Developing novel seed treatments for grain legumes: optimising sustainable outcomes in agricultural systems

Exploiting insects as feed for sustainable salmon farming – identifying the risks of pathogen transfer within the production chain (completed)

Selected Publications

Jackson O, Quilliam RS, Stott A, Grant H, Subke J-A. (2019). Rhizosphere carbon supply accelerates soil organic matter decomposition in the presence of fresh organic substrates. Plant and soil. (Accepted)

Swinscoe I, Oliver DM, Gilburn AS, Lunestan B, Lock E, Ørnsrud R & Quilliam RS (2019). Seaweed-fed black soldier fly (Hermetia illucens) larvae as feed for salmon aquaculture – assessing the risks of pathogen transfer, Journal of Insects as Food & Feed, 5, 15-27. DOI: 10.3920/JIFF2017.0067

Payne CLR, Dobermann D, Forkes A, House J, Josephs J, McBride A, Müller A, Quilliam RS, Soares S. (2016). Insects as food and feed: European perspectives on recent research and future priorities. Journal of Insects as Food & Feed 2,269-276

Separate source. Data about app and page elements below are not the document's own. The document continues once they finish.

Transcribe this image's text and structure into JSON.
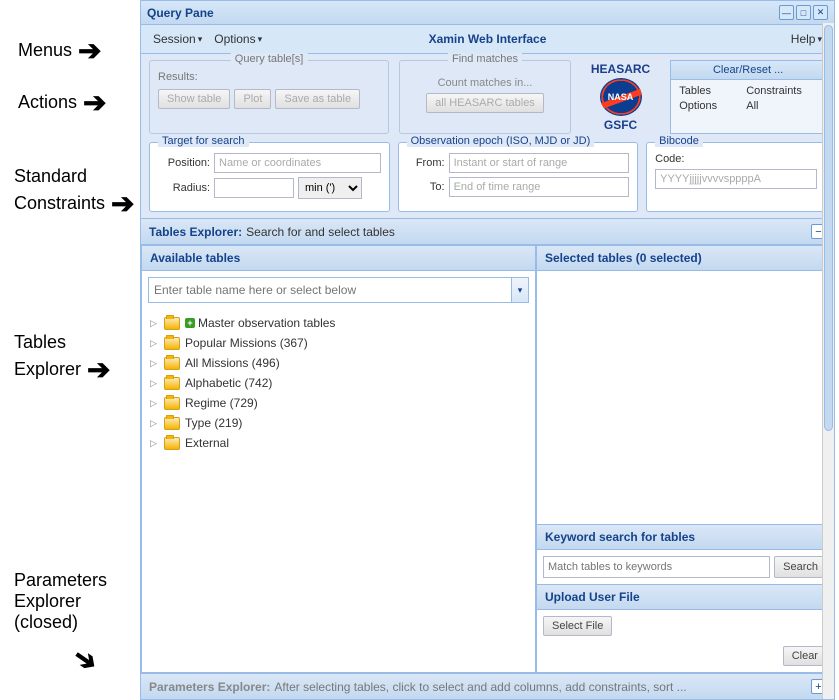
{
  "annotations": {
    "menus": "Menus",
    "actions": "Actions",
    "constraints_l1": "Standard",
    "constraints_l2": "Constraints",
    "tables_l1": "Tables",
    "tables_l2": "Explorer",
    "params_l1": "Parameters",
    "params_l2": "Explorer",
    "params_l3": "(closed)"
  },
  "titlebar": {
    "title": "Query Pane"
  },
  "menubar": {
    "session": "Session",
    "options": "Options",
    "center": "Xamin Web Interface",
    "help": "Help"
  },
  "actions": {
    "query_title": "Query table[s]",
    "results_label": "Results:",
    "show_table": "Show table",
    "plot": "Plot",
    "save_as_table": "Save as table",
    "find_title": "Find matches",
    "count_sub": "Count matches in...",
    "all_heasarc": "all HEASARC tables",
    "logo_top": "HEASARC",
    "logo_mid": "NASA",
    "logo_bot": "GSFC",
    "clear_head": "Clear/Reset ...",
    "clear_tables": "Tables",
    "clear_constraints": "Constraints",
    "clear_options": "Options",
    "clear_all": "All"
  },
  "constraints": {
    "target_title": "Target for search",
    "position_label": "Position:",
    "position_ph": "Name or coordinates",
    "radius_label": "Radius:",
    "radius_unit": "min (')",
    "epoch_title": "Observation epoch (ISO, MJD or JD)",
    "from_label": "From:",
    "from_ph": "Instant or start of range",
    "to_label": "To:",
    "to_ph": "End of time range",
    "bibcode_title": "Bibcode",
    "code_label": "Code:",
    "code_ph": "YYYYjjjjjvvvvsppppA"
  },
  "tables_explorer": {
    "bar_title": "Tables Explorer:",
    "bar_sub": "Search for and select tables",
    "available_head": "Available tables",
    "combo_ph": "Enter table name here or select below",
    "selected_head": "Selected tables (0 selected)",
    "tree": [
      {
        "label": "Master observation tables",
        "plus": true
      },
      {
        "label": "Popular Missions (367)",
        "plus": false
      },
      {
        "label": "All Missions (496)",
        "plus": false
      },
      {
        "label": "Alphabetic (742)",
        "plus": false
      },
      {
        "label": "Regime (729)",
        "plus": false
      },
      {
        "label": "Type (219)",
        "plus": false
      },
      {
        "label": "External",
        "plus": false
      }
    ],
    "keyword_head": "Keyword search for tables",
    "keyword_ph": "Match tables to keywords",
    "search_btn": "Search",
    "upload_head": "Upload User File",
    "select_file": "Select File",
    "clear_btn": "Clear"
  },
  "params_bar": {
    "title": "Parameters Explorer:",
    "sub": "After selecting tables, click to select and add columns, add constraints, sort ..."
  }
}
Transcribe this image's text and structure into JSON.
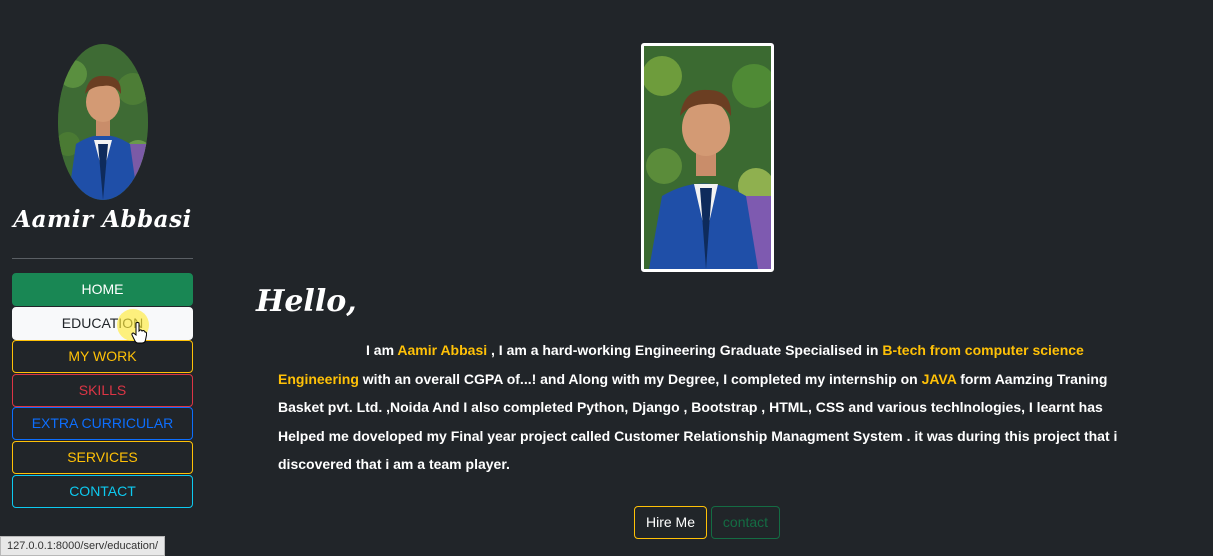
{
  "sidebar": {
    "brand": "Aamir Abbasi",
    "nav": [
      {
        "label": "HOME"
      },
      {
        "label": "EDUCATION"
      },
      {
        "label": "MY WORK"
      },
      {
        "label": "SKILLS"
      },
      {
        "label": "EXTRA CURRICULAR"
      },
      {
        "label": "SERVICES"
      },
      {
        "label": "CONTACT"
      }
    ]
  },
  "main": {
    "greeting": "Hello,",
    "bio": {
      "p1": "I am ",
      "name": "Aamir Abbasi",
      "p2": " , I am a hard-working Engineering Graduate Specialised in ",
      "degree": "B-tech from computer science Engineering",
      "p3": " with an overall CGPA of...! and Along with my Degree, I completed my internship on ",
      "tech": "JAVA",
      "p4": " form Aamzing Traning Basket pvt. Ltd. ,Noida And I also completed Python, Django , Bootstrap , HTML, CSS and various techlnologies, I learnt has Helped me doveloped my Final year project called Customer Relationship Managment System . it was during this project that i discovered that i am a team player."
    },
    "hire_label": "Hire Me",
    "contact_label": "contact"
  },
  "status_url": "127.0.0.1:8000/serv/education/",
  "colors": {
    "background": "#212529",
    "accent_yellow": "#ffc107",
    "home_green": "#198754",
    "skills_red": "#dc3545",
    "extra_blue": "#0d6efd",
    "contact_cyan": "#0dcaf0"
  },
  "icons": {
    "cursor": "hand-pointer-icon"
  }
}
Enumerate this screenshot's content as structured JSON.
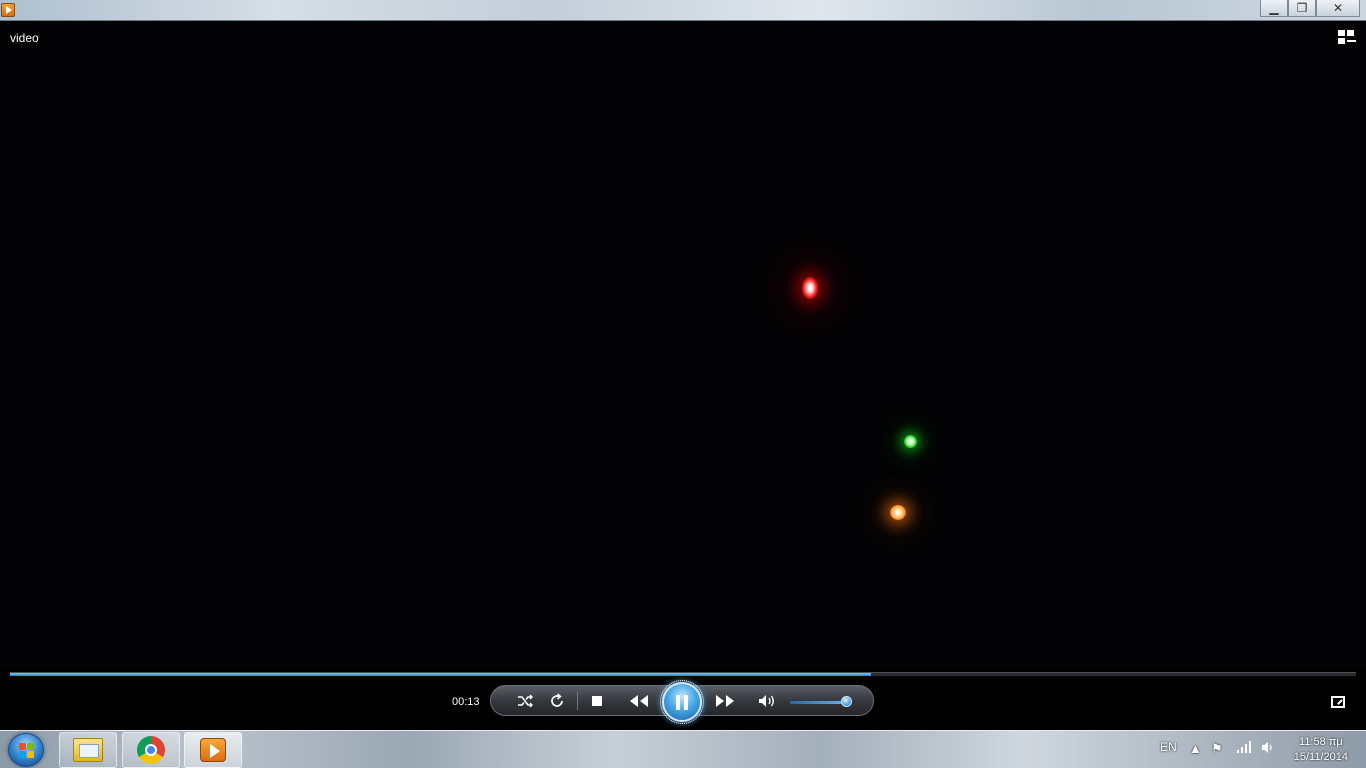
{
  "window": {
    "minimize_glyph": "▁",
    "restore_glyph": "❐",
    "close_glyph": "✕"
  },
  "video": {
    "title": "video"
  },
  "player": {
    "elapsed_time": "00:13",
    "progress_fraction": 0.64,
    "volume_fraction": 0.9,
    "state": "playing",
    "accent_color": "#3a8ad6",
    "icons": [
      "shuffle-icon",
      "repeat-icon",
      "stop-icon",
      "previous-icon",
      "pause-icon",
      "next-icon",
      "volume-icon",
      "fullscreen-icon"
    ]
  },
  "taskbar": {
    "pinned": [
      "windows-explorer",
      "google-chrome",
      "windows-media-player"
    ],
    "language": "EN",
    "time": "11:58 πμ",
    "date": "15/11/2014"
  }
}
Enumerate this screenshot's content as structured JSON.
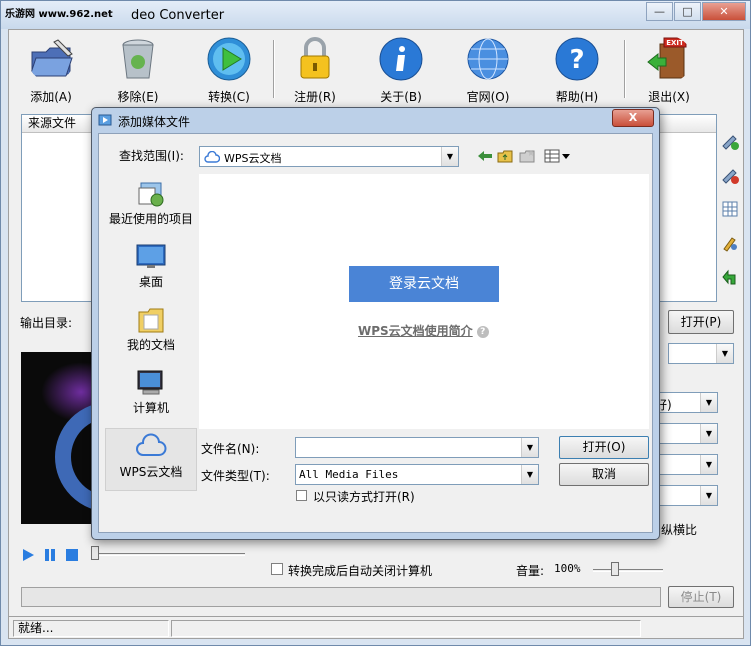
{
  "window": {
    "app_badge": "乐游网 www.962.net",
    "title": "deo Converter",
    "minimize": "—",
    "maximize": "□",
    "close": "✕"
  },
  "toolbar": {
    "add": "添加(A)",
    "remove": "移除(E)",
    "convert": "转换(C)",
    "register": "注册(R)",
    "about": "关于(B)",
    "website": "官网(O)",
    "help": "帮助(H)",
    "exit": "退出(X)",
    "exit_sign": "EXIT"
  },
  "filelist": {
    "col_source": "来源文件"
  },
  "output": {
    "dir_label": "输出目录:",
    "open_button": "打开(P)"
  },
  "settings": {
    "combo1_suffix": "好)",
    "aspect_suffix": "纵横比"
  },
  "bottom": {
    "auto_shutdown": "转换完成后自动关闭计算机",
    "volume_label": "音量:",
    "volume_value": "100%",
    "stop_button": "停止(T)"
  },
  "status": {
    "text": "就绪..."
  },
  "dialog": {
    "title": "添加媒体文件",
    "close": "X",
    "look_in_label": "查找范围(I):",
    "look_in_value": "WPS云文档",
    "places": [
      {
        "label": "最近使用的项目"
      },
      {
        "label": "桌面"
      },
      {
        "label": "我的文档"
      },
      {
        "label": "计算机"
      },
      {
        "label": "WPS云文档"
      }
    ],
    "login_button": "登录云文档",
    "intro_link": "WPS云文档使用简介",
    "help_mark": "?",
    "filename_label": "文件名(N):",
    "filename_value": "",
    "filetype_label": "文件类型(T):",
    "filetype_value": "All Media Files",
    "readonly_label": "以只读方式打开(R)",
    "open_button": "打开(O)",
    "cancel_button": "取消"
  }
}
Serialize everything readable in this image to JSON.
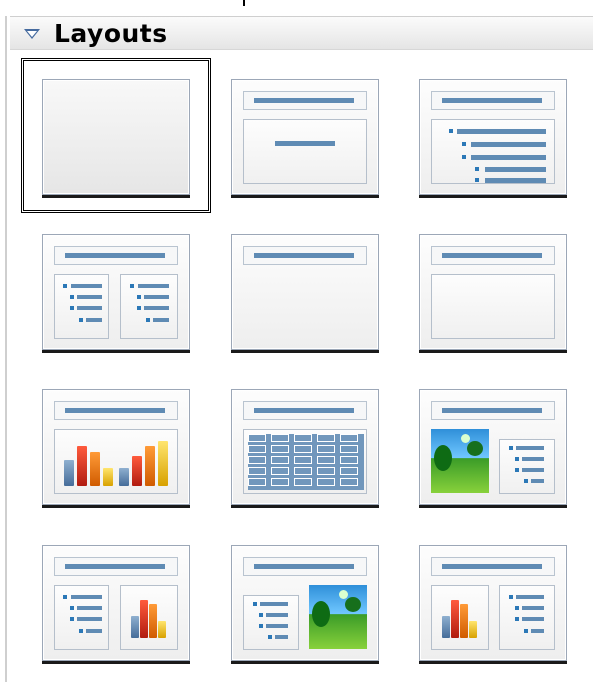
{
  "panel": {
    "title": "Layouts",
    "selected_layout": "blank-slide"
  },
  "icons": {
    "expander": "triangle-down-icon"
  },
  "layouts": [
    {
      "name": "blank-slide",
      "type": "blank"
    },
    {
      "name": "title-content",
      "type": "title-content"
    },
    {
      "name": "title-outline",
      "type": "title-outline"
    },
    {
      "name": "title-two-outlines",
      "type": "title-two-outlines"
    },
    {
      "name": "title-only",
      "type": "title-only"
    },
    {
      "name": "title-box",
      "type": "title-box"
    },
    {
      "name": "title-chart",
      "type": "title-chart"
    },
    {
      "name": "title-table",
      "type": "title-table"
    },
    {
      "name": "title-image-outline",
      "type": "title-image-outline"
    },
    {
      "name": "title-outline-chart",
      "type": "title-outline-chart"
    },
    {
      "name": "title-outline-image",
      "type": "title-outline-image"
    },
    {
      "name": "title-chart-outline",
      "type": "title-chart-outline"
    }
  ],
  "colors": {
    "accent": "#5f8bb4",
    "header": "#e5e5e5",
    "selection": "#000000"
  }
}
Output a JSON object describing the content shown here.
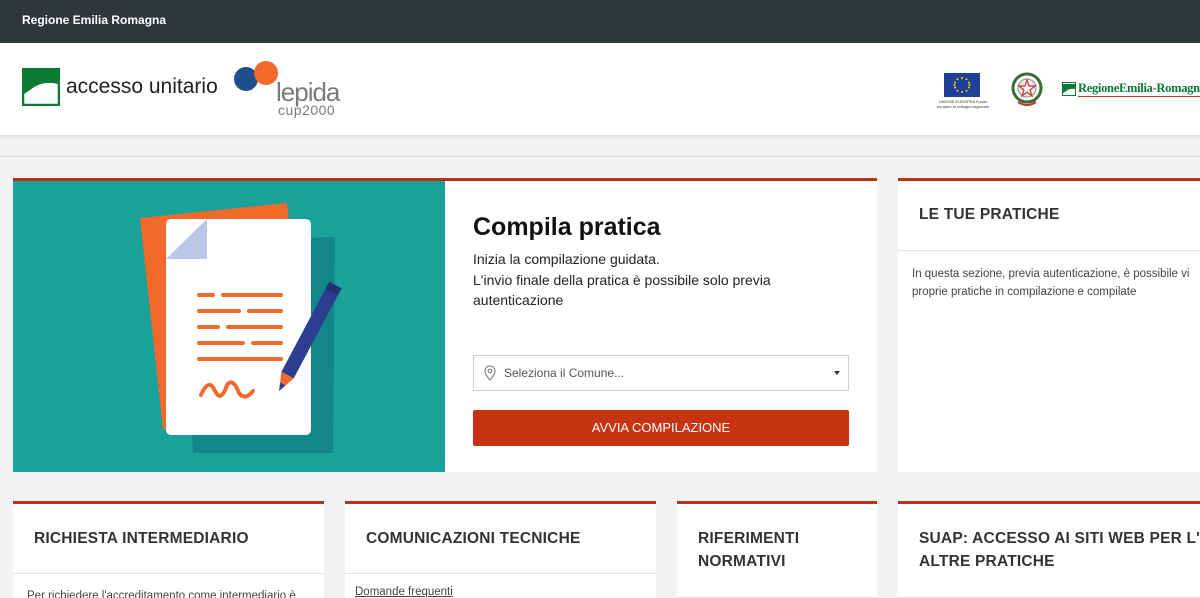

Arif M, Ali K, Jan MT, Shah Z, Jones DL, Quilliam RS (2016). Integration of biochar with animal manure and nitrogen for improving maize yields and soil properties in calcareous semi-arid agroecosystems. Field Crops Research 195, 28-35